St Pancras Coroner’s Court does not hear evidence about Lawrence Bond’s work capability assessments
THE sister of a man whose death triggered protests over the government’s “fitness for work” reforms believes a coroner’s inquest has failed to answer key questions.
Lawrence Bond had seen his benefits stopped under controversial work capability assessments, which critics say are forcing people to take on jobs while they are still unwell. The 56-year-old collapsed and died in Kentish Town in January, shortly after a visit to the Jobcentre, but this back story was not considered by coroner Dr Richard Brittain.

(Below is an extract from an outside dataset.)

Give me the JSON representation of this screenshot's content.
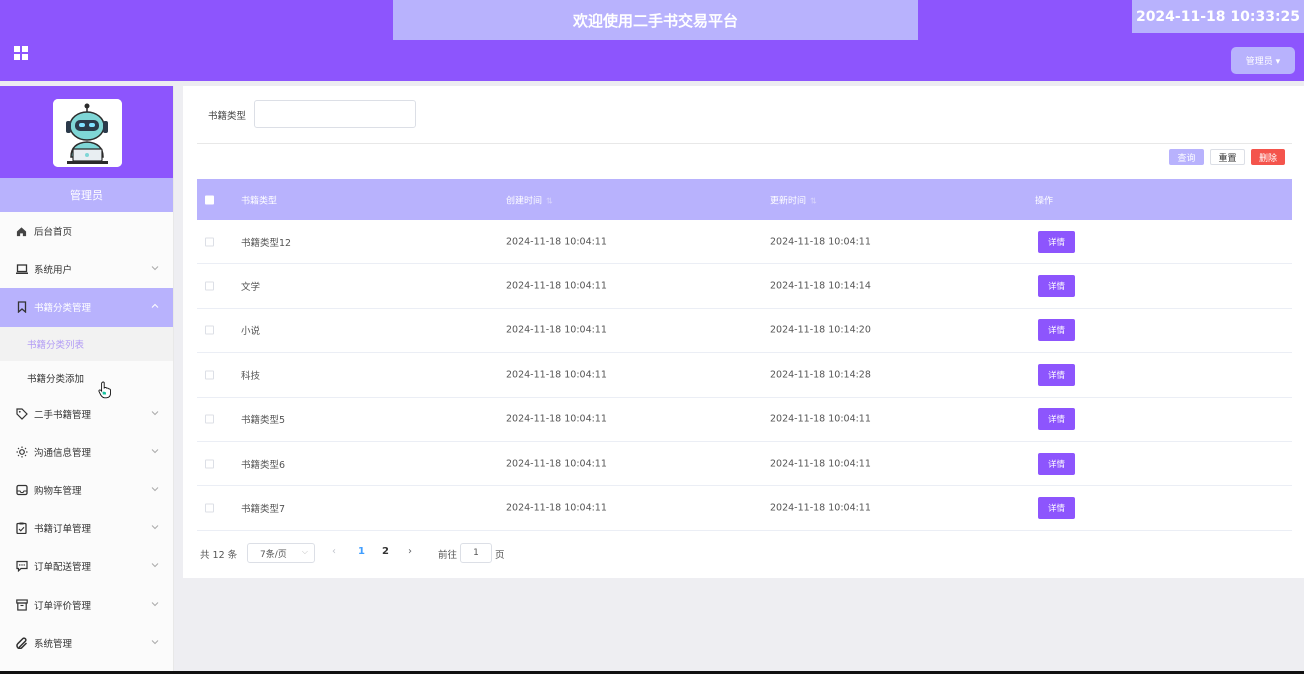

Instead an inquest at St Pancras Coroner’s Court on Friday was completed in little more than 10 minutes with “paper-only” evidence and nobody on the witness stand. The case had led comparisons with Ken Loach’s award-winning film I, Daniel Blake, and the movie director was among protesters who joined a vigil outside the Jobcentre in Kentish Town in the days following Mr Bond’s death. Frances Coombes, Mr Bond’s sister, who did not attend the hearing, said yesterday (Wednesday): “What we would still like to know is, how can someone who had so many different things wrong with them, be classed as fit for work? What does that say about the system? Is it fit for purpose?”
She added: “I and my sister started to get seriously worried last year that Lawrence did not seem to be getting any help or understanding from the professionals he came in contact with.” Campaigners at the inquest said representatives from the Department for Work and Pensions and Maximus – the company that assessed Mr Bond – should have been called to give evidence.